Talk to us

> Give us your news tips.

> Send us a letter to the editor.

> More Herald contact information.

More in Local News

A big decision for Boeing’s next CEO: Is it time for a new plane?

As Boeing faces increased competition from Airbus, the company is expected to appoint a new CEO by the end of the year.

A Mukilteo Speedway sign hangs at an intersection along the road in Mukilteo. (Ryan Berry / The Herald)
Mukilteo Speedway name change is off to a bumpy start

The city’s initial crack at renaming the main drag got over 1,500 responses. Most want to keep the name.

Two workers walk past a train following a press event at the Lynnwood City Center Link Station on Friday, June 7, 2024, in Lynnwood, Washington. (Ryan Berry / The Herald)
Trains up and running on Lynnwood Link — but no passengers quite yet

Officials held an event at the Lynnwood station announcing the start of “pre-revenue” service. Passengers still have to wait till August.

Nedra Vranish, left, and Karen Thordarson, right browse colorful glass flowers at Fuse4U during Sorticulture on Friday, June 7, 2024, in Everett, Washington. (Olivia Vanni / The Herald)
A promenade through Everett’s popular Sorticulture garden festival

Check out a gallery of the festival’s first day.

Left to right, Everett Pride board members Ashley Turner, Bryce Laake, and Kevin Daniels pose for a photo at South Fork Bakery in Everett, Washington on Sunday, May 26, 2024. (Annie Barker / The Herald)
Second Everett Pride aims for even bigger rainbow of festivities

Organizers estimated about 3,000 people attended the first block party in Everett. This year, they’re aiming for 10,000.

School board members listen to public comment during a Marysville School Board meeting on Monday, June 3, 2024 in Marysville, Washington. Rinehardt is seated third from left. (Olivia Vanni / The Herald)
Marysville school board president resigns amid turmoil

Wade Rinehardt’s resignation, announced at Monday’s school board meeting, continues a string of tumultuous news in the district.

A BNSF train crosses Grove St/72nd St, NE in Marysville, Washington on March 17, 2022. Marysville recently got funding for design work for an overcrossing at the intersection. (Kevin Clark / The Herald)
BNSF owes nearly $400M to Washington tribe, judge rules

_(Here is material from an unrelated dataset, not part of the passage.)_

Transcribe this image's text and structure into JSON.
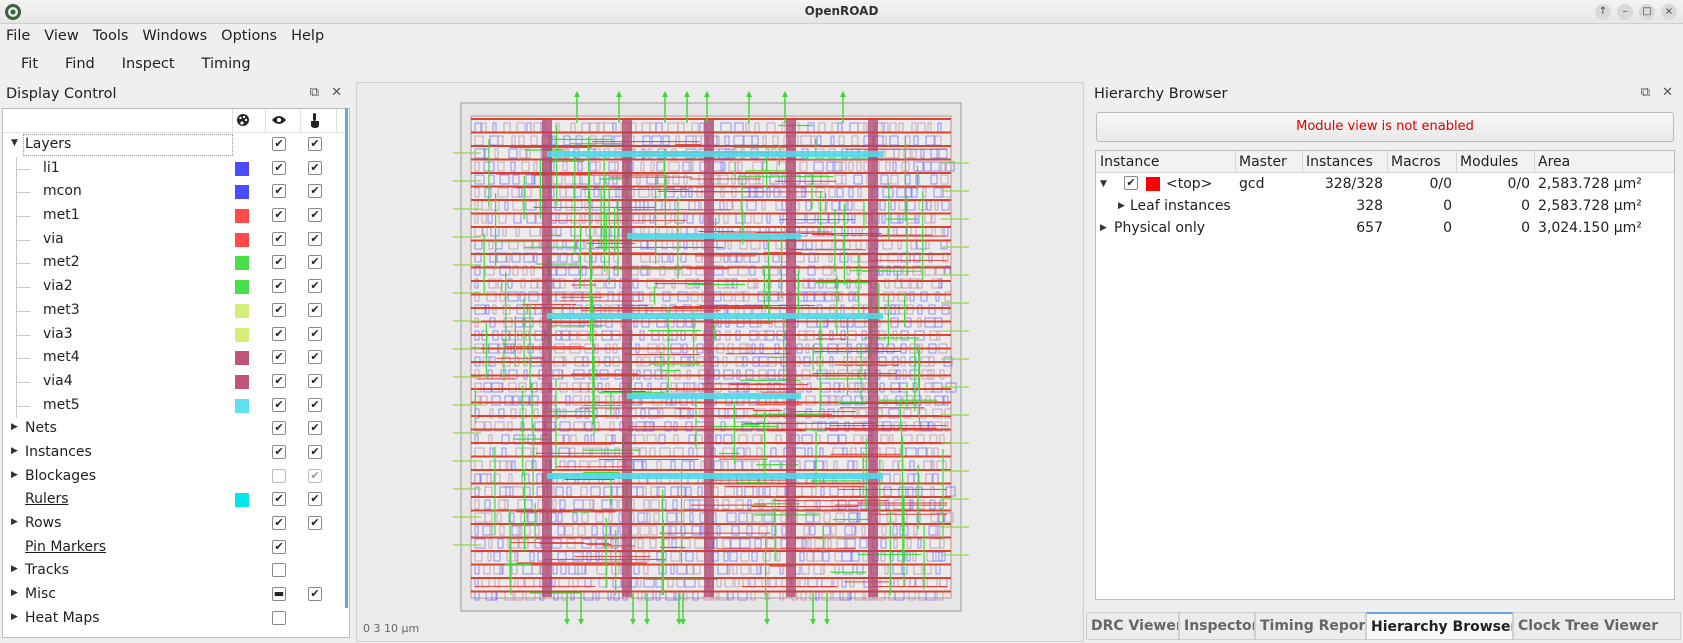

A federal judge ruled last year that the railroad trespassed as it sent trains carrying crude oil through the Swinomish Reservation.

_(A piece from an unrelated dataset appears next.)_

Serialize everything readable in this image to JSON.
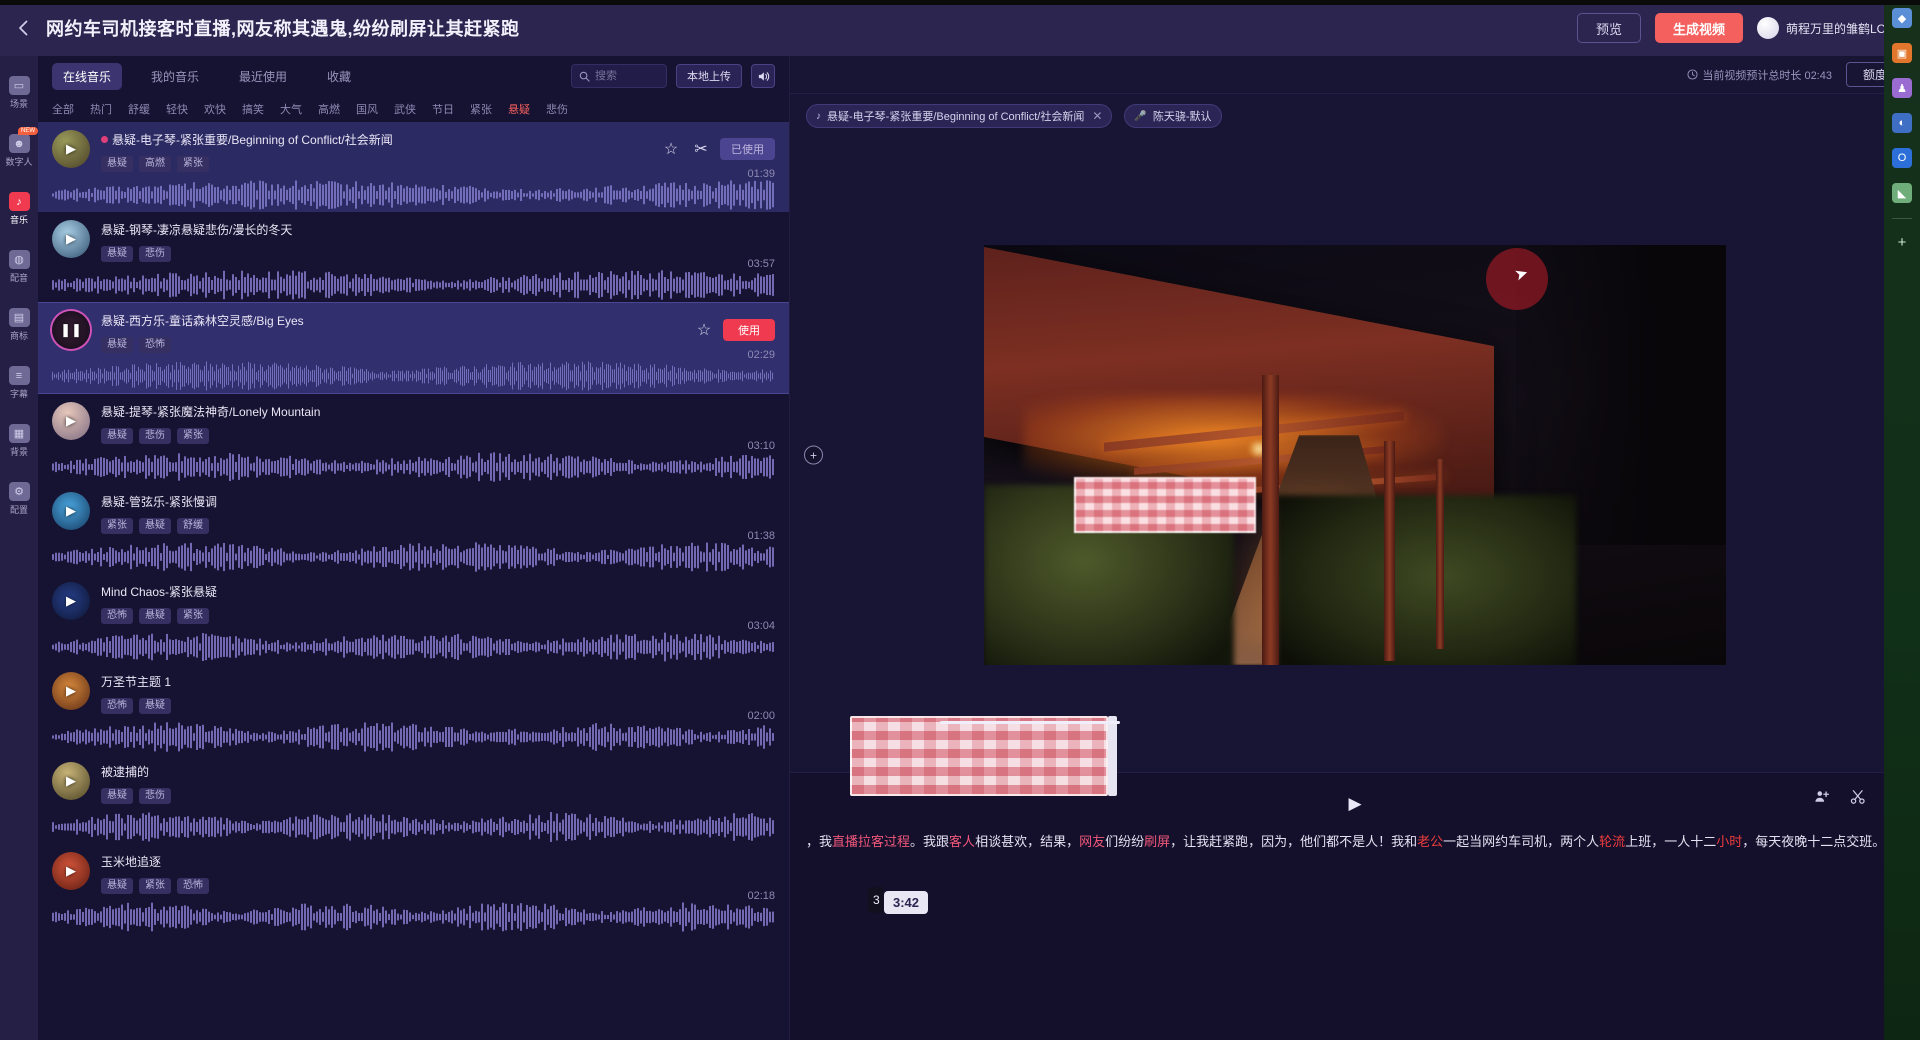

The I-5, Highway 529 and the BNSF railroad bridges cross over Union Slough as the main roadways for north and southbound traffic between Everett and Marysville. (Olivia Vanni / The Herald)
Highway 529 squeeze starts now between Everett, Marysville

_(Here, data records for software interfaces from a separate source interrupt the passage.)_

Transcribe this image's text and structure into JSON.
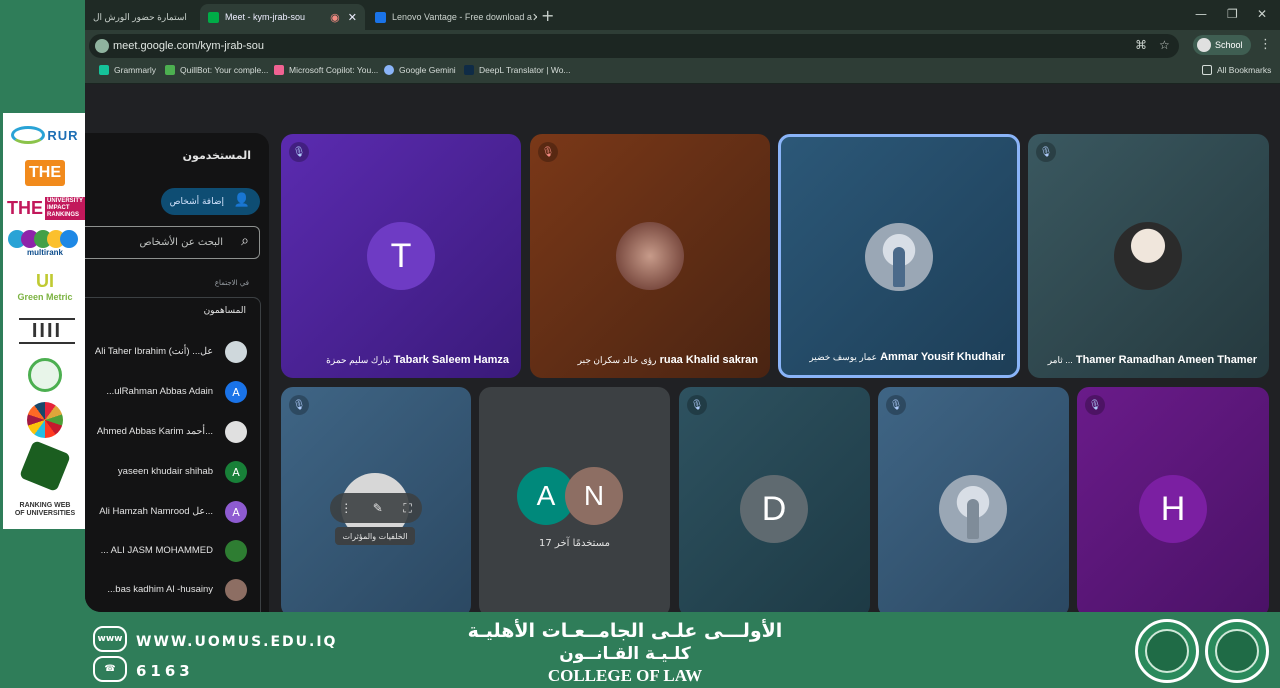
{
  "browser": {
    "tabs": [
      {
        "label": "استمارة حضور الورش ال",
        "active": false
      },
      {
        "label": "Meet - kym-jrab-sou",
        "active": true
      },
      {
        "label": "Lenovo Vantage - Free download a",
        "active": false
      }
    ],
    "url": "meet.google.com/kym-jrab-sou",
    "profile_label": "School",
    "bookmarks": [
      "Grammarly",
      "QuillBot: Your comple...",
      "Microsoft Copilot: You...",
      "Google Gemini",
      "DeepL Translator | Wo..."
    ],
    "all_bookmarks": "All Bookmarks"
  },
  "people_panel": {
    "title": "المستخدمون",
    "add_people": "إضافة أشخاص",
    "search_placeholder": "البحث عن الأشخاص",
    "in_meeting": "في الاجتماع",
    "contributors": "المساهمون",
    "participants": [
      {
        "name": "Ali Taher Ibrahim عل... (أنت)",
        "initial": "",
        "color": "#9e9e9e"
      },
      {
        "name": "...ulRahman Abbas Adain",
        "initial": "A",
        "color": "#1a73e8"
      },
      {
        "name": "Ahmed Abbas Karim أحمد...",
        "initial": "",
        "color": "#5f6368"
      },
      {
        "name": "yaseen khudair shihab",
        "initial": "A",
        "color": "#188038"
      },
      {
        "name": "Ali Hamzah Namrood عل...",
        "initial": "A",
        "color": "#8e5bd1"
      },
      {
        "name": "... ALI JASM MOHAMMED",
        "initial": "",
        "color": "#2e7d32"
      },
      {
        "name": "...bas kadhim Al -husainy",
        "initial": "",
        "color": "#6d4c41"
      }
    ]
  },
  "tiles": [
    {
      "name": "Tabark Saleem Hamza",
      "name_ar": "تبارك سليم حمزة",
      "initial": "T"
    },
    {
      "name": "ruaa Khalid sakran",
      "name_ar": "رؤى خالد سكران جبر"
    },
    {
      "name": "Ammar Yousif Khudhair",
      "name_ar": "عمار يوسف خضير"
    },
    {
      "name": "Thamer Ramadhan Ameen Thamer",
      "name_ar": "ثامر ..."
    },
    {
      "name": "",
      "name_ar": ""
    },
    {
      "name": "17 مستخدمًا آخر",
      "initials": [
        "A",
        "N"
      ]
    },
    {
      "initial": "D"
    },
    {
      "name": ""
    },
    {
      "initial": "H"
    }
  ],
  "hover_tooltip": "الخلفيات والمؤثرات",
  "banner": {
    "website": "WWW.UOMUS.EDU.IQ",
    "phone": "6163",
    "title_ar": "الأولـــى علـى الجامــعـات الأهليـة",
    "subtitle_ar": "كلـيـة القـانــون",
    "college_en": "COLLEGE OF LAW",
    "www_icon": "www-icon",
    "phone_icon": "phone-icon"
  },
  "logos": [
    "RUR",
    "THE",
    "THE UNIVERSITY IMPACT RANKINGS",
    "multirank",
    "UI Green Metric",
    "SDG",
    "اتحاد الجامعات العربية",
    "RANKING WEB OF UNIVERSITIES"
  ]
}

Following a full closure for a night, starting late Sunday, Highway 529 will slim down to two lanes for months near the Snohomish River Bridge.

Everett Housing Authority is asking for city approval for its proposed development of 16 acres of land currently occupied by the vacant Baker Heights public housing development on Tuesday, Oct. 18, 2022, in Everett, Washington. (Olivia Vanni / The Herald)
Everett inches closer to Park District affordable housing plan

Building heights — originally proposed at 15 stories tall — could be locked in with council approval in July.

The intersection of Larch Way, Logan Road and Locust Way on Wednesday, March 27, 2024 in Alderwood Manor, Washington. (Annie Barker / The Herald)
Roundabout project to shut down major Bothell intersection for months

The $4.5 million project will rebuild the four-way stop at Larch and Locust ways. The detour will stretch for miles.

State Sen. Mark Mullet, left, and Attorney General Bob Ferguson, right, are both running as Democrats for governor in 2024. (Photos courtesy of Mullet and Ferguson campaigns)
Rival Democrats spar over fundraising in Washington governor’s race

Mark Mullet is questioning Bob Ferguson’s campaign finance connections with the state party. Ferguson says the claims are baseless.

A log truck rolled over into power lines on Monday, June 17, in Darrington. (Photo provided by Alexis Monical)
Log truck rolls into utility lines in Darrington, knocking out power

The truck rolled over Monday morning at the intersection of Highway 530 and Fullerton Avenue. About 750 addresses were without power.

Support local journalism

If you value local news, make a gift now to support the trusted journalism you get in The Daily Herald. Donations processed in this system are not tax deductible.